__Work instructions__.
Which lines have the string "action"? Copy all of them from the entries below.

[Dataset entries]
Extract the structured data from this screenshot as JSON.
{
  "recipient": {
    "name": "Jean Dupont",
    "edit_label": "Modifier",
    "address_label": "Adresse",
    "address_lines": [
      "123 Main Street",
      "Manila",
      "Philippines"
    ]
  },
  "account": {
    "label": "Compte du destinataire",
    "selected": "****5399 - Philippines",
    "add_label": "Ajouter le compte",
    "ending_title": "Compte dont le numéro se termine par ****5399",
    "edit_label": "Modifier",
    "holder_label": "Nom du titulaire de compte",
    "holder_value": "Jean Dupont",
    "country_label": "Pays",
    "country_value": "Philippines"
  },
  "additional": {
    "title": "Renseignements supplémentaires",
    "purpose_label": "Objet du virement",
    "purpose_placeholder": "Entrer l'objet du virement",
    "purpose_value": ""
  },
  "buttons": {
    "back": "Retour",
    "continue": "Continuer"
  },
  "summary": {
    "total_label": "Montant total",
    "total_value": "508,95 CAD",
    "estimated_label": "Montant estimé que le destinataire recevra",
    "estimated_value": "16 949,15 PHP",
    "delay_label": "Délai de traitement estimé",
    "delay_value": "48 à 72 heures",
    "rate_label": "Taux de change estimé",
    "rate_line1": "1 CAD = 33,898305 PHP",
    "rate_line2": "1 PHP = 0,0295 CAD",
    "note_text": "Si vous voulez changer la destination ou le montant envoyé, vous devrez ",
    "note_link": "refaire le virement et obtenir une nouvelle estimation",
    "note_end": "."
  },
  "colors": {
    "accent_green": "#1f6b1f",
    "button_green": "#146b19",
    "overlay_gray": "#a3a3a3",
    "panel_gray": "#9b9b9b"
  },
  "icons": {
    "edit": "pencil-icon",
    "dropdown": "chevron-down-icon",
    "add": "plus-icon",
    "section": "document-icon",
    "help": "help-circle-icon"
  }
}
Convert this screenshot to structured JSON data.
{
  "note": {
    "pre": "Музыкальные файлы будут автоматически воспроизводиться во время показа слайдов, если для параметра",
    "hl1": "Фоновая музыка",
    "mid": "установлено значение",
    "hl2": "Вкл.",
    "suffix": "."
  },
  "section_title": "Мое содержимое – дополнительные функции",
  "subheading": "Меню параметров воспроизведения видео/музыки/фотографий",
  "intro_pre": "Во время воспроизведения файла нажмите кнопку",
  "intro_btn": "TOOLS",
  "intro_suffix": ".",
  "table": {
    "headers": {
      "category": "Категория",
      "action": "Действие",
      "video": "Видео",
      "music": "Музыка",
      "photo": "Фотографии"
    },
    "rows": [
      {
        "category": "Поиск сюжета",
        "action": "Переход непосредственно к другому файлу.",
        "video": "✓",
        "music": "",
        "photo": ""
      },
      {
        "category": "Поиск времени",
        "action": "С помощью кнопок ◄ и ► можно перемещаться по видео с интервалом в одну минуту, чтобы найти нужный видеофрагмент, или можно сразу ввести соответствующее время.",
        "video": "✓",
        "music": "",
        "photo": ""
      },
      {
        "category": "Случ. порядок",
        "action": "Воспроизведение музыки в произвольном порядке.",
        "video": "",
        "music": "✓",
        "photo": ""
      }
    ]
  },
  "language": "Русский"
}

__Response to the exercise__.
      "action": "Действие",
        "action": "Переход непосредственно к другому файлу.",
        "action": "С помощью кнопок ◄ и ► можно перемещаться по видео с интервалом в одну минуту, чтобы найти нужный видеофрагмент, или можно сразу ввести соответствующее время.",
        "action": "Воспроизведение музыки в произвольном порядке.",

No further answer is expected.